If a slave can be freed against his will through money, then why not also through a document accepted by others? Just as he is bought against his will with a document, so he can also be set free against his will with a document.
The answer is that these are different documents. And if you argue that the money used to acquire him is also different from the money used to purchase his freedom, we can answer that money is money. It is all stamped the same way.
Rava offers a different reason for why R. Meir holds that a slave can be set free by money given by others but not by a document accepted by others. The slave goes free when his master receives the money. It is not that others are causing him disadvantage. But if the slave goes free by document he goes free when the others accept the document. Therefore, they are causing him detriment, and one may not cause detriment to another without his consent.
Today’s section continues to deal with who accepts the money and document when a Canaanite slave goes free.
According to the rabbis, a Canaanite slave can buy his own freedom but others cannot buy his freedom. But why not? After all, even if this is done without his knowledge, the rabbis still hold that it is to the slave’s advantage to go free, and one can cause an advantage to a person without his knowledge. So why can’t they accept the money to set him free?
We might have thought, as we tried to propose in yesterday’s section, that when it says that he may free himself it means “even through his own agency,” and then say that what this teaches us is that his right to acquire money and his freedom come simultaneously. Thus he can acquire the money to use to buy himself free. But the problem is that the end of this clause in the mishnah teaches that when it comes to the document, the slave can become free by a document accepted by others, but not by one that he himself accepts. The problem is that we hold that his freedom and his ability to accept a document also come simultaneously. This means that he should be able to accept his own deed of emancipation.
If we try to solve this last problem by positing that the slave can be redeemed even when others accept the document on his behalf, and also when he accepts the document, and that this mishnah teaches that it is to the slave’s advantage to go free (and thus others can receive his document), then we encounter the problem that both clauses say the same thing. So why teach them as independent clauses?
In yesterday’s section we learned that R. Shimon be Elazar holds that if the slave goes free by a document of emancipation, it must be accepted by others. The slave cannot accept it himself. Here Rabbah explains why.

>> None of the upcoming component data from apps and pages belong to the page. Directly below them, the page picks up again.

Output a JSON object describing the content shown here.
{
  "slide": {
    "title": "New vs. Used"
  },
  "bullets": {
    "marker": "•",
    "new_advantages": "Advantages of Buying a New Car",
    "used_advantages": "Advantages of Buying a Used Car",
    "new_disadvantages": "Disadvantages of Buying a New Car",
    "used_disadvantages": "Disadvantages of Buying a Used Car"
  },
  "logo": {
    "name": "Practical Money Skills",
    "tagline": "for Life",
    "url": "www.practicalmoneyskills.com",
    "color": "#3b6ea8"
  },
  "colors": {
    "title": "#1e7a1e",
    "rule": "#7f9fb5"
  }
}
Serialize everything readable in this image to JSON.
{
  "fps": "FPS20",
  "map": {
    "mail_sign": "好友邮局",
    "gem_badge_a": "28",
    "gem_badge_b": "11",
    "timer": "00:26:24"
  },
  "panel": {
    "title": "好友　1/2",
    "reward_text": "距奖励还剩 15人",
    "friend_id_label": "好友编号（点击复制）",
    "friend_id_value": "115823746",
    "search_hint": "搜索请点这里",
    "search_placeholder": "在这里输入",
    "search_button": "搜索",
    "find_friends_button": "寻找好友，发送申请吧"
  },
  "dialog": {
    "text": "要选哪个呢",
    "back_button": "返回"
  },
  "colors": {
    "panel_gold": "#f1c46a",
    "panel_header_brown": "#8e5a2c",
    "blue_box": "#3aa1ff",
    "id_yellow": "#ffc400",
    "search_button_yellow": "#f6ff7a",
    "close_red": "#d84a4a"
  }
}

R. Shimon b. Elazar derives his law by connecting the word “lah” (to her) found in Leviticus 19:20 in the context of a female slave going free with the word “lah” in the context of divorce in Deuteronomy 24:3. When it comes to divorce, the woman must take the get into a domain that is hers (this would include her hand). The husband can also put in onto property that belongs to her. But it must leave his property. So too, when it comes to a slave going free, the slave must take the domain into property that does not belong to the master. This would preclude accepting the deed of emancipation himself.
Rabbah continues to discuss the opinion of R. Shimon b. Elazar who holds that a Caananite slave cannot receive his own deed of emancipation.
In yesterday’s section we saw that R. Shimon b. Elazar derives the laws of a slave going free from the case of a woman being divorced. So now we have to ask whether a slave, like a woman being a divorced, can appoint an agent to receive his deed of emancipation.
Rabbah asks the question, and then answers it himself. Like a woman, he can.